“Twitter Revolution is distinguished from other forms of activism because of the means by which the cyber activists communicate and aggregate through Twitter. It is an example of how social media facilitates communication among people globally in political revolutions.” ¹
Before social media, protests were mostly covered by big news corporations through TV and newspapers. How they were covered depended on where you lived and the angle the network or newspaper chose to tell the story. With the emergence of social media, individuals can cover just as much if not more of a big event than regular news corporations. Social media harnesses the power of connections and hashtags to help people track and follow big world events.
We got our first real look at how powerful social media can be in 2009 during the protests against the Iranian presidential election results.
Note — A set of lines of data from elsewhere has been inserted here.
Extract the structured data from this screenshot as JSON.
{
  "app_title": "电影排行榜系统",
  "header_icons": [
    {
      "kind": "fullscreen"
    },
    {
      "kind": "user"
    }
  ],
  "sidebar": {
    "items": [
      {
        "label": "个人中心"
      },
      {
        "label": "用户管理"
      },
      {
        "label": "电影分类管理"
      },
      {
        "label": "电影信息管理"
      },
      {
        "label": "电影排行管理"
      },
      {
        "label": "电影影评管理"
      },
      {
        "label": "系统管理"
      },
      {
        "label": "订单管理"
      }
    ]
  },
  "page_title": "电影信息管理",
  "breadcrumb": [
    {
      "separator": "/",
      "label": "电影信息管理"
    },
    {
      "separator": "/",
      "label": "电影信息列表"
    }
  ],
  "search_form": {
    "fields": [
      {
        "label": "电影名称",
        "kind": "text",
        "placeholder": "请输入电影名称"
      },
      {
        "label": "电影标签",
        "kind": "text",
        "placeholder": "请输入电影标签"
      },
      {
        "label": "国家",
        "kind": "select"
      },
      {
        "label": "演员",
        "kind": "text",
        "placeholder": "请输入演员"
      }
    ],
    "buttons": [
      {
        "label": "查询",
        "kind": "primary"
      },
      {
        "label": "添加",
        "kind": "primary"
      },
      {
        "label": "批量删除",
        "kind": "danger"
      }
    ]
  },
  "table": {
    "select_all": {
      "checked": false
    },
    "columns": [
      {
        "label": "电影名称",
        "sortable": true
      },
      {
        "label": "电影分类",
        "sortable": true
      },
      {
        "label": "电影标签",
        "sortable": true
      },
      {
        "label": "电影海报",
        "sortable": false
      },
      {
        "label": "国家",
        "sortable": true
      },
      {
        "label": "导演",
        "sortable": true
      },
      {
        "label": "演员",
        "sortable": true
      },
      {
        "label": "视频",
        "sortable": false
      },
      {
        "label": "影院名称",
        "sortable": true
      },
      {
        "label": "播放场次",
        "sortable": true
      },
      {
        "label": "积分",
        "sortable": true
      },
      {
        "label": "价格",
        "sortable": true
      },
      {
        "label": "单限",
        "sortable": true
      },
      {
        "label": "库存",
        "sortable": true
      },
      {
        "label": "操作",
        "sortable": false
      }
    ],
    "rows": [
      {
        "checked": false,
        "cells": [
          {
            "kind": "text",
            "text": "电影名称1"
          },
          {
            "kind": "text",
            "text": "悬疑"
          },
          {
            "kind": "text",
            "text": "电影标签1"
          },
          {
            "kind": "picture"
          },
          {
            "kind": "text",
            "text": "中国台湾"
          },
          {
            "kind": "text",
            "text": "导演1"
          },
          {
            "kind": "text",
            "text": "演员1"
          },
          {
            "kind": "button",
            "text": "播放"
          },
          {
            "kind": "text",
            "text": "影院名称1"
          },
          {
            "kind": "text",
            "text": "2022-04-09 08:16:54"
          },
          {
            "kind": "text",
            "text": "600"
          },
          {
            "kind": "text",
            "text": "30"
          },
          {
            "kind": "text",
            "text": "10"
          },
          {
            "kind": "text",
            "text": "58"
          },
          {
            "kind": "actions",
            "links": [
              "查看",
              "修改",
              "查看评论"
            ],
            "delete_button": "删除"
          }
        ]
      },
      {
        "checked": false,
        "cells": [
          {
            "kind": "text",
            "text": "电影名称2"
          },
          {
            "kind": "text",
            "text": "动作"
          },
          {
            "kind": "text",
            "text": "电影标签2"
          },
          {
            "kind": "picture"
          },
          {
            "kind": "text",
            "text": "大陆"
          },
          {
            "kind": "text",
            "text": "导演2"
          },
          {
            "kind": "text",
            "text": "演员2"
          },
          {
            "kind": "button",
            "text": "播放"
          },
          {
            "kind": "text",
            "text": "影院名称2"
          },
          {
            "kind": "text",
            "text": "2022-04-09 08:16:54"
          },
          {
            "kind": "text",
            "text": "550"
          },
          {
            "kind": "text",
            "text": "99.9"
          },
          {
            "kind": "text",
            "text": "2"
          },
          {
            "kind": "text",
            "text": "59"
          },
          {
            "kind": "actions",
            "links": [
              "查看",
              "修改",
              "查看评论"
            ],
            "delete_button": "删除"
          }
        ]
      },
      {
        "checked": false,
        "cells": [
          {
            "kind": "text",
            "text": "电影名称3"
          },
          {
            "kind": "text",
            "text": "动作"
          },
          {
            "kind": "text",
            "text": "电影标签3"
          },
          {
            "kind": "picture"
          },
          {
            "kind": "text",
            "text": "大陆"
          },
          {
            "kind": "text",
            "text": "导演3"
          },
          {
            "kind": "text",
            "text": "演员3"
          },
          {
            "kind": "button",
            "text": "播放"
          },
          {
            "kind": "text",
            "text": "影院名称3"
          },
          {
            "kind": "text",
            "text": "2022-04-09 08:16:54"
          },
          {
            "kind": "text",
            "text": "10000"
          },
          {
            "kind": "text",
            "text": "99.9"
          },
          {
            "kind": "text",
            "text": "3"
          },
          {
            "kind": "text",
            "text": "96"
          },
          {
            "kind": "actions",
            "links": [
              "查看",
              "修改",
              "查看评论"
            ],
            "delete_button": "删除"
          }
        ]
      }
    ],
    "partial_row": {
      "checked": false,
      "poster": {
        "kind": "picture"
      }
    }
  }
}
The protests were titled the Iranian Green Movement². Thousands of protesters took to the streets to voice their displeasure of the election results and claimed that votes were manipulated and the election results were rigged. It is said that Iranian authorities blocked websites, cell phone transmissions and text messaging². Protesters looked for alternative ways of communicating and relied on Twitter and Facebook to not just communicate but share their experiences with the world.
Shortly after the Iranian Green Movement in Iran, demonstrations erupted in Tunisia as people took to the streets to voice their displeasure with longtime president Zine El Abidine Ben Ali. It is said that the demonstrations were precipitated by high unemployment, food inflation, corruption, a lack of political freedoms like freedom of speech and poor living conditions³.
It didn’t end there as Egypt also experienced a revolution where social media sites like twitter and facebook were again used to communicate and broadcast their displeasure with their government.
The first real protests against election results to happen in the West and to be covered in the age of social media happened this year. Although short lived, thousands of people took to the streets all across America to voice their displeasure of Trump being elected the next President of the USA. His win created a shockwave across the nation and the hashtag #NotMyPresident was quickly created and used to capture people’s experiences at protests as well as to follow news on the hot topic.
Most people are likely aware of the ongoing protests in Standing Rock where thousands of people are protesting against the proposed Dakota Access Pipeline. Native Americans have a reservation in the area and are protesting the construction of the pipeline out of (understandable) fear that the pipeline will cause damage to the land surrounding their reservation and could eventually have an oil spill into the nearby rivers. This would have catastrophic environmental consequences and impact their very livelihood. The hashtags #StandingRock #NoDAPL have been used to help cover the story through social media. More interestingly, until only recently, no major news organizations had been covering the protests on the ground in North Dakota. Personally, I was mostly learning about the latest updates by following Unicorn Riot @UR_Ninja on twitter. They are a commercial-free, viewer supported, independent media & live video streaming company. They are proving to be a great alternative to the major media outlets like CNN and Fox News.
What other notable protests do you recall being covered through social media?